Technology, properly applied, can be a great enabler. But having glimpsed the possibilities, the challenges of achieving it can be frustrating to fundraisers, who want to provide their supporters with a smarter online experience.
One such possibility is the seamless integration of your Web site with your donor database. By having a Web site that can speak to the database, you can open up many possibilities for improved engagement. For example, a Web site that can recognize and get information on its visitors from the database can present tailor-made homepages, and offer content that is relevant to specific donors based on the projects they have supported in the past and their interests. This enables us to treat donors as individuals, and thus, increase our chances of greater engagement and deepened relationships.
Integrating the Web site and the database also makes us more efficient; the donors effectively take on the administrative burden of maintaining their own records on the database, albeit through an interface that is designed for consumers, not office workers. This means less time spent by staff maintaining database records and more time spent on more strategic activities.
We can learn a lot about donors’ interests by what pages they visit online and their participation in any online forum you may have — all of which can go back into the database to inform even more precise targeting in the future.
But according to a recent nonprofit technology survey conducted by Advanced Solutions International, there are significant challenges that prevent seamless system integration from being a reality for most nonprofits. Approximately 60 percent of respondents stated that integration of their database systems was an important or very important challenge; consequently, it was no surprise that some three-quarters of nonprofits surveyed said that their database and their Web site were not integrated.
So, how can it be achieved?
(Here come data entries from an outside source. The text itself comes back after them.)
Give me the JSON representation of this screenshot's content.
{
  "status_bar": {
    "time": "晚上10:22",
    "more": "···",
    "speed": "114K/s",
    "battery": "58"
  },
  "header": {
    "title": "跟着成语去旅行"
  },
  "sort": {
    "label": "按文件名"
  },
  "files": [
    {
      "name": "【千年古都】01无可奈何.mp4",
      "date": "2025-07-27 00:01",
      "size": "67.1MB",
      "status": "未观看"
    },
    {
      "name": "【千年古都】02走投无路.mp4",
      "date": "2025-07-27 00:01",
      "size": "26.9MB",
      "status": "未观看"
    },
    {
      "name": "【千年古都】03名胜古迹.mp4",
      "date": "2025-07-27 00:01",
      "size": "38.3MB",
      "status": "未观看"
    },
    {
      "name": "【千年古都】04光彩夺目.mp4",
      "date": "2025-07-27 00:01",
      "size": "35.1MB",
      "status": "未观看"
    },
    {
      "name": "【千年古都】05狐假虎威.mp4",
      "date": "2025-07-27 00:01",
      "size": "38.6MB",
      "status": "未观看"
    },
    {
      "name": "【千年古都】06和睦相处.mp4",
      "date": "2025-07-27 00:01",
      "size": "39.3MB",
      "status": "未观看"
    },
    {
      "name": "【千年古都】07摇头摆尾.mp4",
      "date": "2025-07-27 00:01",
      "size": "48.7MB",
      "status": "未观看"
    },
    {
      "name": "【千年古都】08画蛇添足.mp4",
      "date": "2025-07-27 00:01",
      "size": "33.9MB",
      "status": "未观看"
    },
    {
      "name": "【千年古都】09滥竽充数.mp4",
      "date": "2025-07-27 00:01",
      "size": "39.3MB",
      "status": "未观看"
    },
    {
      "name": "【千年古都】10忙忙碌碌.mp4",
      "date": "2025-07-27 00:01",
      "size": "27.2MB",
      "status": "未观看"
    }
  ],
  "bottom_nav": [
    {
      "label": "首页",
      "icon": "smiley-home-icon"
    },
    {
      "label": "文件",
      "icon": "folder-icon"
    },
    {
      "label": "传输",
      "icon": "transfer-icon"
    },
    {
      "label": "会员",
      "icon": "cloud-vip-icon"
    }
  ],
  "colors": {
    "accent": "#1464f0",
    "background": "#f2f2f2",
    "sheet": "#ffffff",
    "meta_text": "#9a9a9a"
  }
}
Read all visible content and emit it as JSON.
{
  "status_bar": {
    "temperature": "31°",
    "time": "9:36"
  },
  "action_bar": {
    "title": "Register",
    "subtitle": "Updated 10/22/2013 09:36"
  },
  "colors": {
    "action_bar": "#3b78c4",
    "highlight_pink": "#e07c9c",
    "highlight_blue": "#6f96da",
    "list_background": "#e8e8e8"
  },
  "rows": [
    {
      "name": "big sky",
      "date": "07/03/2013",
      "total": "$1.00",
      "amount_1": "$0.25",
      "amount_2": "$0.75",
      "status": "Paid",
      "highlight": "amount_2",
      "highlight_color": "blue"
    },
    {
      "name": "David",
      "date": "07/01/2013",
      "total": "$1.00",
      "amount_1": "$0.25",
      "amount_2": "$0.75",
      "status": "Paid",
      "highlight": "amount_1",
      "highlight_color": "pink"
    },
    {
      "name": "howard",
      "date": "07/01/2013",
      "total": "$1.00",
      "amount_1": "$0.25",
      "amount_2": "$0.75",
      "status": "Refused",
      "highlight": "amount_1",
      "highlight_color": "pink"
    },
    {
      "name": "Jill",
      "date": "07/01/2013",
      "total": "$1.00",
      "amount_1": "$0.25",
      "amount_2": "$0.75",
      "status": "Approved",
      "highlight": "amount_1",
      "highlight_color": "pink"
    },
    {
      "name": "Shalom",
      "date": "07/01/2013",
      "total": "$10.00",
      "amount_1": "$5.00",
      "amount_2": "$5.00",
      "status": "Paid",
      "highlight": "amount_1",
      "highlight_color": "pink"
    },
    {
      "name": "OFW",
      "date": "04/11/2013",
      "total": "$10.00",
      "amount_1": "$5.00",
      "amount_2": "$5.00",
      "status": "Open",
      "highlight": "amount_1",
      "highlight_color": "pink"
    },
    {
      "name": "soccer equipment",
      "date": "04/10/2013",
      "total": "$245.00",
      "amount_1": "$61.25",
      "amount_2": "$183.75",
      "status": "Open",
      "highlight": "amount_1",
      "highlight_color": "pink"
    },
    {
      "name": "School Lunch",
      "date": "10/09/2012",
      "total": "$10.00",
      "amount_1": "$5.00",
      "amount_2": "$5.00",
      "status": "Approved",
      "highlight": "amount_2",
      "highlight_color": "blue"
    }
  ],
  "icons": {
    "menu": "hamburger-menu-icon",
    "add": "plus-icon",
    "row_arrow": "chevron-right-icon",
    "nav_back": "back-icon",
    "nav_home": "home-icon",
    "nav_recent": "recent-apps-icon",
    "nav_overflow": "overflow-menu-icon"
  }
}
Some have tried to import data from the database into the Web site and vice versa. On the face of it, this seems to be a relatively low-cost, if somewhat low-tech way of achieving the solution. However, it is notoriously difficult to keep both systems in sync, and there is always a "lag" between an update being made online and it being imported into the donor database. So if donors make any changes to their addresses online, while others make changes to their records from the office, the two changes are in conflict when the synchronization is attempted, and often one change is dropped as a result.
A better level of integration is made possible when the database offers what is known as a Web service. This is a piece of software that runs on the database server and acts as a gateway — offering database functionality to your Web developers. Thus, the developers can create Web pages that dynamically interact with the database.
Better still is a combined Web site and database solution. Content management systems that incorporate the database as content enable you to build Web sites that naturally contain database functionality, whether for donors or for staff use. It’s one system, so it’s always up to date, and your donors will appreciate the efficiency gains you achieve as a result.
Robin Fisk is senior charity technology specialist at ASI.